Take the 2-minute tour ×
Stack Overflow is a question and answer site for professional and enthusiast programmers. It's 100% free, no registration required.

From ss64.com: /I : Ignore any changes to the current environment.

What does that mean? If you could give examples of usage and what it effects or doesn't effect, that would be great (none provided on website and have google searched with no luck).

share|improve this question
    
Thanks everyone for your answers! They are all right but I had to pick one that was solid and to the point (with minimal reading =P). I gave everyone UPs however. –  Mechaflash Jun 10 '11 at 18:03

3 Answers 3

up vote 3 down vote accepted

If you modified the current environment by defining a variable;

set foo=bar
start app.exe

App.exe would see %foo% as being "bar"

set foo=bar
start /i app.exe

App.exe would see %foo% as being undefined.

share|improve this answer
    
So then you're actually creating a NEW environment altogether ignoring any rules placed before the START command? –  Mechaflash Jun 10 '11 at 18:02
    
yeah... To add to it, you would change the default environment. By that, I mean you would create system variables. –  Anirudh Ramanathan Jun 10 '11 at 18:04
    
setx would be one example? –  Mechaflash Jun 10 '11 at 19:19

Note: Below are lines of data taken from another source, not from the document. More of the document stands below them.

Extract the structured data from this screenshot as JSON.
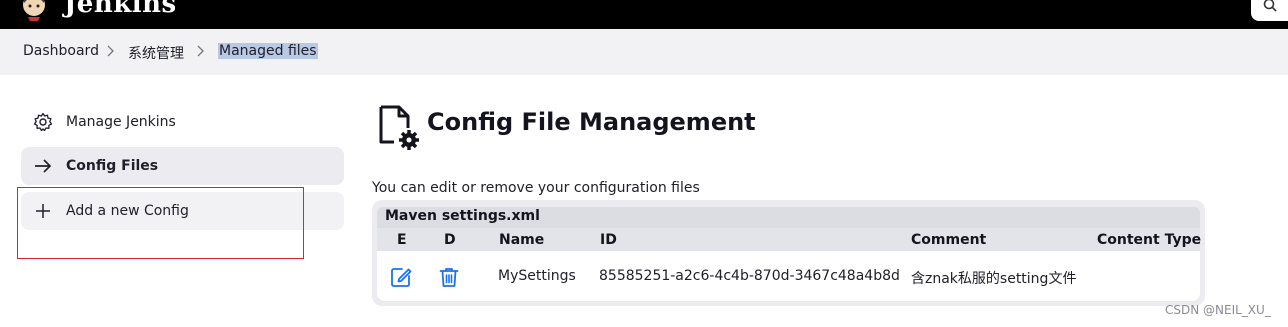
{
  "header": {
    "brand": "Jenkins",
    "logo_icon": "jenkins-butler-icon",
    "search_icon": "search-icon"
  },
  "breadcrumb": {
    "items": [
      "Dashboard",
      "系统管理",
      "Managed files"
    ]
  },
  "sidebar": {
    "items": [
      {
        "label": "Manage Jenkins",
        "icon": "gear-icon",
        "active": false
      },
      {
        "label": "Config Files",
        "icon": "arrow-right-icon",
        "active": true
      },
      {
        "label": "Add a new Config",
        "icon": "plus-icon",
        "active": false
      }
    ]
  },
  "main": {
    "title": "Config File Management",
    "title_icon": "config-file-icon",
    "description": "You can edit or remove your configuration files",
    "table": {
      "group_title": "Maven settings.xml",
      "columns": [
        "E",
        "D",
        "Name",
        "ID",
        "Comment",
        "Content Type"
      ],
      "rows": [
        {
          "edit_icon": "edit-icon",
          "delete_icon": "trash-icon",
          "name": "MySettings",
          "id": "85585251-a2c6-4c4b-870d-3467c48a4b8d",
          "comment": "含znak私服的setting文件",
          "content_type": ""
        }
      ]
    }
  },
  "watermark": "CSDN @NEIL_XU_",
  "colors": {
    "topbar": "#000000",
    "breadcrumb_bg": "#f2f2f5",
    "selection_highlight": "#b7c9e5",
    "action_blue": "#1a73e8",
    "annotation_red": "#d9262c"
  }
}
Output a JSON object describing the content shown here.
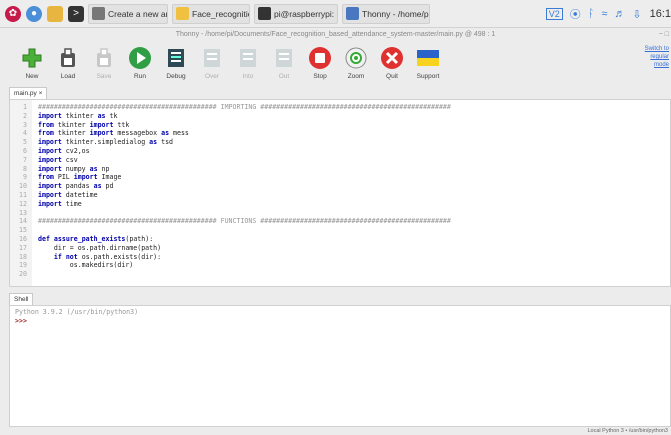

/I means that The new environment will be the original environment passed to the cmd.exe and not the current environment. Any changes made to the environment variables, paths, will not reflect in the current START instance.

It Passes the Cmd.exe startup environment to the new Command Prompt window, and nothing else.

See this

share|improve this answer
    
all those which set for a cmd window by default, are set... Ones set by the user temporarily are not. –  Anirudh Ramanathan Jun 10 '11 at 18:02

From running start /? on my W7 box:

The new environment will be the original environment passed to the cmd.exe and not the current environment.

So the environment variables given are the ones given to the instances of cmd that start is invoked from, rather than the current environment stored on the system.

Example:

> set lol=1
> echo %lol%
1
> cmd
> echo %lol%
1

Now if I were to invoke a batch file which ran echo %lol%, but using the /I switch for start - %lol would not be defined, because I have changed the original environment settings passed to my original cmd.exe.

Why would you use it? Well say you needed to change %PATH% temporarily but then invoke a script that perhaps relied on the original version. start /I would be ideal here because no matter what you set it to, the environment passed to the cmd started by start will be whatever it was before you started your first instance of cmd.

share|improve this answer

Your Answer

 
discard

By posting your answer, you agree to the privacy policy and terms of service.

Not the answer you're looking for? Browse other questions tagged or ask your own question.